§ Exercise prompt
Repeat every line below exactly as it reads.

▬▬▬▬▬▬

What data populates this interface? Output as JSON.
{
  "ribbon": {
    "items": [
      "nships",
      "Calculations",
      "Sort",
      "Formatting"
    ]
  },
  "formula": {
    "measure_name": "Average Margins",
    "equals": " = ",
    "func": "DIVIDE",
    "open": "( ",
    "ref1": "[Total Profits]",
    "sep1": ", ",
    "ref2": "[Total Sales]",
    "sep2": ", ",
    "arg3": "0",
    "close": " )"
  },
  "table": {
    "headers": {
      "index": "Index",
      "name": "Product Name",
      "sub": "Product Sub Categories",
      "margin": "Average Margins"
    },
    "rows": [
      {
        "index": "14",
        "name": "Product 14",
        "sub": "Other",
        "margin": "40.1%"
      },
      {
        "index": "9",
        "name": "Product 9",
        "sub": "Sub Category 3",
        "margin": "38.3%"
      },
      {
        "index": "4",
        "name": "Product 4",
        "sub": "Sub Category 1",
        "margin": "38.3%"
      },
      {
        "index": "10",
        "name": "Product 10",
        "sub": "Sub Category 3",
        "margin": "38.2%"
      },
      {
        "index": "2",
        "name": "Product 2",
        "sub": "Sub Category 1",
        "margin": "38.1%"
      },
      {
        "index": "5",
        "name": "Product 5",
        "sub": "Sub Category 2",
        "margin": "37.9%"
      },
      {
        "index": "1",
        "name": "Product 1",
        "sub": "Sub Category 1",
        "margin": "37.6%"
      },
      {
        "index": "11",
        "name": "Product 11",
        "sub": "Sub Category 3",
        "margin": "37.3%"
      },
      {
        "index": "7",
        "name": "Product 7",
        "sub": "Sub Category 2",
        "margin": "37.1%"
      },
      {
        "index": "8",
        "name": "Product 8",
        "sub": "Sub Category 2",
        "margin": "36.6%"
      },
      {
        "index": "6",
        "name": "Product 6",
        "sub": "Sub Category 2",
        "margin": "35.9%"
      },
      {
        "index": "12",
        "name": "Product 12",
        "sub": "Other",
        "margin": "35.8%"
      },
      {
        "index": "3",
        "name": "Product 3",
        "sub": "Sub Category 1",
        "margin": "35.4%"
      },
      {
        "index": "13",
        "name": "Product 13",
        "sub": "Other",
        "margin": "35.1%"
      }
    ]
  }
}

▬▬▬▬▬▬

§ Response to this task
What data populates this interface? Output as JSON.
{
  "ribbon": {
    "items": [
      "nships",
      "Calculations",
      "Sort",
      "Formatting"
    ]
  },
  "formula": {
    "measure_name": "Average Margins",
    "equals": " = ",
    "func": "DIVIDE",
    "open": "( ",
    "ref1": "[Total Profits]",
    "sep1": ", ",
    "ref2": "[Total Sales]",
    "sep2": ", ",
    "arg3": "0",
    "close": " )"
  },
  "table": {
    "headers": {
      "index": "Index",
      "name": "Product Name",
      "sub": "Product Sub Categories",
      "margin": "Average Margins"
    },
    "rows": [
      {
        "index": "14",
        "name": "Product 14",
        "sub": "Other",
        "margin": "40.1%"
      },
      {
        "index": "9",
        "name": "Product 9",
        "sub": "Sub Category 3",
        "margin": "38.3%"
      },
      {
        "index": "4",
        "name": "Product 4",
        "sub": "Sub Category 1",
        "margin": "38.3%"
      },
      {
        "index": "10",
        "name": "Product 10",
        "sub": "Sub Category 3",
        "margin": "38.2%"
      },
      {
        "index": "2",
        "name": "Product 2",
        "sub": "Sub Category 1",
        "margin": "38.1%"
      },
      {
        "index": "5",
        "name": "Product 5",
        "sub": "Sub Category 2",
        "margin": "37.9%"
      },
      {
        "index": "1",
        "name": "Product 1",
        "sub": "Sub Category 1",
        "margin": "37.6%"
      },
      {
        "index": "11",
        "name": "Product 11",
        "sub": "Sub Category 3",
        "margin": "37.3%"
      },
      {
        "index": "7",
        "name": "Product 7",
        "sub": "Sub Category 2",
        "margin": "37.1%"
      },
      {
        "index": "8",
        "name": "Product 8",
        "sub": "Sub Category 2",
        "margin": "36.6%"
      },
      {
        "index": "6",
        "name": "Product 6",
        "sub": "Sub Category 2",
        "margin": "35.9%"
      },
      {
        "index": "12",
        "name": "Product 12",
        "sub": "Other",
        "margin": "35.8%"
      },
      {
        "index": "3",
        "name": "Product 3",
        "sub": "Sub Category 1",
        "margin": "35.4%"
      },
      {
        "index": "13",
        "name": "Product 13",
        "sub": "Other",
        "margin": "35.1%"
      }
    ]
  }
}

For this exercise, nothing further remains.